War deaths 13,766 2008 1st out of 195

SOURCES: Wikipedia: List of countries by level of military equipment (List); Uppsala Conflict Data Program, http://www.pcr.uu.se/research/UCDP/.; All CIA World Factbooks 18 December 2003 to 18 December 2008; http://www.visionofhumanity.org/#/page/indexes/global-peace-index, Global Rankings. Vision of Humanity.; Wikipedia: List of countries by number of military and paramilitary personnel (The list); World Development Indicators database; The Nuclear Threat Initiative; Uppsala Conflict Data Program, http://www.pcr.uu.se/research/ucdp/.

Citation

"Iraq Military Stats", NationMaster. Retrieved from http://www.nationmaster.com/country-info/profiles/Iraq/Military

  • Iraq ranked first for war deaths amongst Hot countries in 2008.
  • Iraq ranked first for expenditures > percent of GDP amongst Failed states in 2006.

0

Jerri,

That information is not going to be available anywhere except on the DD214 of each individual soldier and I'm sure those soldiers who did serve 5 or more tours in Iraq wouldn't want to be a part of a statistic used against the U.S. mission in Iraq.

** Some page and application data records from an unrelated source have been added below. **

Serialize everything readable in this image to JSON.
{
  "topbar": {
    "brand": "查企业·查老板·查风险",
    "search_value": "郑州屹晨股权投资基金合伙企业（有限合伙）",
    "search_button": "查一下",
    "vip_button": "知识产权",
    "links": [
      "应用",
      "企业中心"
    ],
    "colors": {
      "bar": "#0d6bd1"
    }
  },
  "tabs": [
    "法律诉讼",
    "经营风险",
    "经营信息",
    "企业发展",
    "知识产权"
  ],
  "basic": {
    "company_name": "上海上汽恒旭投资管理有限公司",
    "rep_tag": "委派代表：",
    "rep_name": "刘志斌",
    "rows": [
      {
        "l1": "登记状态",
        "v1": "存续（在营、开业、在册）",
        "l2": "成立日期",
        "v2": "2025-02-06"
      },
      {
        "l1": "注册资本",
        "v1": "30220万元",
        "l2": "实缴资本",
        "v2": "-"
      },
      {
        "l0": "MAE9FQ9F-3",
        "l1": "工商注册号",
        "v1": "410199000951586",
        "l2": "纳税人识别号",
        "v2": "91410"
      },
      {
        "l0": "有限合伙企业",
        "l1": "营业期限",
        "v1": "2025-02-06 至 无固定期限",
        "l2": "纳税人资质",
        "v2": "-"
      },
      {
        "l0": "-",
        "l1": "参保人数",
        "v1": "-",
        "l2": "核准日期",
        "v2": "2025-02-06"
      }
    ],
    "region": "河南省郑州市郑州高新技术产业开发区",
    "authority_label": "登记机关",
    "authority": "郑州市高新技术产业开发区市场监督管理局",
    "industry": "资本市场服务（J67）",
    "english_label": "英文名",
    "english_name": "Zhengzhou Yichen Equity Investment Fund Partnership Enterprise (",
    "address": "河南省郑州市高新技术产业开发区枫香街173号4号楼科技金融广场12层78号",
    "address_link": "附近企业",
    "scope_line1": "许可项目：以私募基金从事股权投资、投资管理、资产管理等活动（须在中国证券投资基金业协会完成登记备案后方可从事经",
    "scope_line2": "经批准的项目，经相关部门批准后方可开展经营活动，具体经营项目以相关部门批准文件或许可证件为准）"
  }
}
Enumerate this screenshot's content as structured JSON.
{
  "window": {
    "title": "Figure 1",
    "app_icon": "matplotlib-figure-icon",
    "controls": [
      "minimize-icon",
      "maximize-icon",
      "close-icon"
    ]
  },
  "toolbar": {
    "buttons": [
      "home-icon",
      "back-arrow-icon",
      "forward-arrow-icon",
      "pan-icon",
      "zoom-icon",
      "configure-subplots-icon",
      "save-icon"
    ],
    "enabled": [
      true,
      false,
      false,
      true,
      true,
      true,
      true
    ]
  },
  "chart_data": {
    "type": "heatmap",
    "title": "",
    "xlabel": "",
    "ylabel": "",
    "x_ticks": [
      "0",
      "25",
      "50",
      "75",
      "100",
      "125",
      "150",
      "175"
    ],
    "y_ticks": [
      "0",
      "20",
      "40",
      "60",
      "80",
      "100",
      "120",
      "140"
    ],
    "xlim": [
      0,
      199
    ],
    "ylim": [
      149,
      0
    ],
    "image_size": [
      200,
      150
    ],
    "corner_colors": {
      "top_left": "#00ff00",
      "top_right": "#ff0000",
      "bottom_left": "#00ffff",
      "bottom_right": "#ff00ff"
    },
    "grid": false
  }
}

Very respectfully,
Shawn

Posted on 15 Dec 2009

Shawn

Shawn